Accept Refuse

EUR-Lex Access to European Union law

Back to EUR-Lex homepage

This document is an excerpt from the EUR-Lex website

Document 62012TN0473

Case T-473/12: Action brought on 1 November 2012 — Aer Lingus v Commission

OJ C 26, 26.1.2013, p. 51–52 (BG, ES, CS, DA, DE, ET, EL, EN, FR, IT, LV, LT, HU, MT, NL, PL, PT, RO, SK, SL, FI, SV)

26.1.2013   

EN

Official Journal of the European Union

C 26/51


Action brought on 1 November 2012 — Aer Lingus v Commission

(Case T-473/12)

2013/C 26/104

Language of the case: English

Parties

Applicant: Aer Lingus Ltd (Dublin, Ireland) (represented by: K. Bacon, D. Scannell, Barristers, and A. Burnside, Solicitor)

Defendant: European Commission

Form of order sought

The applicant claims that the Court should:

Annul (or, in the alternative, partially annul) the Commission Decision of 25 July 2012 in State aid case SA.29064 (2011/C) (ex 2011/NN) — Differentiated air travel tax rates implemented by Ireland; and

Order the defendant to pay the applicant’s costs.

Pleas in law and main arguments

In support of the action, the applicant relies on five pleas in law.

1.

First plea in law, alleging that the defendant erred in law in concluding, in the Contested Decision, that the lower rate tax constituted unlawful State aid. Specifically, the Commission erred in characterising the higher rate tax as the ‘normal’ rate of tax, for the purposes of determining whether the lower rate tax constituted a selective advantage. Since the higher rate tax was invalid pursuant to directly effective provisions of EU law, it could not properly be regarded as the ‘normal’ reference rate for this purpose. For the same reasons the Commission erred in finding that the airlines subject to the lower rate tax benefited from an advantage corresponding to €8 per passenger.

2.

Second plea in law, alleging that even if the Commission could properly characterise the lower rate tax as constituting State aid within the meaning of Article 107(1) TFEU, the order for recovery of the aid from the airlines subject to the lower rate tax, in circumstances where the higher rate tax was also liable to be repaid simultaneously, infringed the principle of legal certainty, the principle of effectiveness and the principle of good administration.
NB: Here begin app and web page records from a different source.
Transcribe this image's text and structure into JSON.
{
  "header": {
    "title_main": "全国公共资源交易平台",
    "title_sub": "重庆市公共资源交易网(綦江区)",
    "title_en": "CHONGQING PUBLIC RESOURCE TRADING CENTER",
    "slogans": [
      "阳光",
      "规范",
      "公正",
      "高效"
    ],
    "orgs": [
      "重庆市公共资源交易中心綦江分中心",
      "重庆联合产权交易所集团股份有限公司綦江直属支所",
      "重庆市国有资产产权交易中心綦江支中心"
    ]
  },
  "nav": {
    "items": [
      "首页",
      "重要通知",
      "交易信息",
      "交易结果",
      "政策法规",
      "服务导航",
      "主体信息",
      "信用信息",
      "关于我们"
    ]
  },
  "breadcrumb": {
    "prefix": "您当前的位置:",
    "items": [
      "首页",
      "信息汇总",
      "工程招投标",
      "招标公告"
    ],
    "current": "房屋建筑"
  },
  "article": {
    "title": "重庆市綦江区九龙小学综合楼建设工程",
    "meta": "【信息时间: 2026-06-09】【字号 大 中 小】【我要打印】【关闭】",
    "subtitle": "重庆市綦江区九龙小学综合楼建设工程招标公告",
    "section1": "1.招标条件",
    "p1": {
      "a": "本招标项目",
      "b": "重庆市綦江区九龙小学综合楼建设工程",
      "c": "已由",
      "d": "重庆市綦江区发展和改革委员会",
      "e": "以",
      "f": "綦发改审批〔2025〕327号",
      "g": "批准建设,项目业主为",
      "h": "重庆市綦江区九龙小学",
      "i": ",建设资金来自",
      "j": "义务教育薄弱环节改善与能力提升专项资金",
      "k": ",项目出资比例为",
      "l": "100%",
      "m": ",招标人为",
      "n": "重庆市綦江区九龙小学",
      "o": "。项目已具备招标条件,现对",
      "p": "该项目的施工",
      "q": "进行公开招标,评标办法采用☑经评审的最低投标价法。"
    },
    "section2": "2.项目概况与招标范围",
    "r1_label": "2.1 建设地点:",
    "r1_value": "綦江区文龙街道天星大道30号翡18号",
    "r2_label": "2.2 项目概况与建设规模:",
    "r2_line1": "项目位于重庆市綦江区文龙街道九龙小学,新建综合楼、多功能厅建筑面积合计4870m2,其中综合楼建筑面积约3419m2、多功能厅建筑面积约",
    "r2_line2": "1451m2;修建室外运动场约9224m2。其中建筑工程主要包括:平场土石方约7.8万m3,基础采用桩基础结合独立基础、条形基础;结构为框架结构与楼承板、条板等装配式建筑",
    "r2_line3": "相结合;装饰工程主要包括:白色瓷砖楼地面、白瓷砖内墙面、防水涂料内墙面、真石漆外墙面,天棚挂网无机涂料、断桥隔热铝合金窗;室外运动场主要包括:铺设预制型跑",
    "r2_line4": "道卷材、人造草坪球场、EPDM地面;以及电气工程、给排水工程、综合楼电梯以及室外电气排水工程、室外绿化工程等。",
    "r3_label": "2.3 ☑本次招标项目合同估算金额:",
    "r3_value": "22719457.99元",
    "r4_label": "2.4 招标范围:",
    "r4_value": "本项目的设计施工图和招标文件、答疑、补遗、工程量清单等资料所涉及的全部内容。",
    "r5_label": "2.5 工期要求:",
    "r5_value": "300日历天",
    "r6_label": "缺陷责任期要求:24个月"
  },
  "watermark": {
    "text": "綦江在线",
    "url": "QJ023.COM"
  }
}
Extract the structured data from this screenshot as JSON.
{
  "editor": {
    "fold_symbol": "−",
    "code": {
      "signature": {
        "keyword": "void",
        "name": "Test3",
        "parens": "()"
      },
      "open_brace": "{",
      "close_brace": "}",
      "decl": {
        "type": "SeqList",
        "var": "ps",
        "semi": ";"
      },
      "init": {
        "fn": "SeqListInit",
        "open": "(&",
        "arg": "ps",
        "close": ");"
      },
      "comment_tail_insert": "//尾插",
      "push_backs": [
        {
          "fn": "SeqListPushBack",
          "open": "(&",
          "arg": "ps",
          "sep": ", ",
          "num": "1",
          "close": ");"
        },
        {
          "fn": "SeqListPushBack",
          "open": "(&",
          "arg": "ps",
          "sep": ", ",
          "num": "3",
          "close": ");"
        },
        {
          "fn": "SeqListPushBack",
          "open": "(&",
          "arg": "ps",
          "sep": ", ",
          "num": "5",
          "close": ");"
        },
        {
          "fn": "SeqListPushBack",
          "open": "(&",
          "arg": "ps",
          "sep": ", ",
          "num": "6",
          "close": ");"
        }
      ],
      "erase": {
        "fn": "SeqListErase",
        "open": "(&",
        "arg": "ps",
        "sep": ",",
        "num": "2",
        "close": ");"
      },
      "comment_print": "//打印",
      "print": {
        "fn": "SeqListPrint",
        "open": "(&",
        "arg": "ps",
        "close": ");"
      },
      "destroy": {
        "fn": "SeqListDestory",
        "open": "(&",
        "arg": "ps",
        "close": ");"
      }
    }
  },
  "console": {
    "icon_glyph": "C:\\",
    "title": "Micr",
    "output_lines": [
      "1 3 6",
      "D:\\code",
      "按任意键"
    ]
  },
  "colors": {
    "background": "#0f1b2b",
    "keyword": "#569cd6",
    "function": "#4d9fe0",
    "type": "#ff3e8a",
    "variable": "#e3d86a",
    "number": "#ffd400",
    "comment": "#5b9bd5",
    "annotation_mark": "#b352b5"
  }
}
Accordingly, the Contested Decision, in ordering recovery of the aid, was in breach of Article 14 of Council Regulation (EC) No 659/99 (1).

3.

Third plea in law, alleging that the defendant also erred in law and fact by identifying the airline operators subject to the lower rate tax as the beneficiaries of the alleged aid in the amount of EUR 8 per passenger, and ordering recovery of the aid on that basis, in circumstances where the Commission acknowledged that the burden of the tax may have been carried by passengers, who were therefore the primary beneficiaries of the lower rate.

4.

Fourth plea in law, alleging that since it is impossible to recoup the EUR 8 per passenger retrospectively from the passengers that benefited from the lower rate tax, the recovery order in these circumstances operates as an additional tax on the relevant airlines, and thereby amounts to unlawful penalisation of those airlines rather than the restoration of the situation prior to the grant of the alleged aid. This is disproportionate and a breach of the principle of equal treatment and therefore a further breach of Article 14 of Council Regulation (EC) No 659/99.

5.

Fifth plea in law, alleging that the defendant gave no, or insufficient, reasons for ordering recovery of the aid and for quantifying the aid in the amount of EUR 8 per passenger.


(1)  Council Regulation (EC) No 659/1999 of 22 March 1999 laying down detailed rules for the application of Article 93 of the EC Treaty (OJ 1999 L 83, p. 1)


Top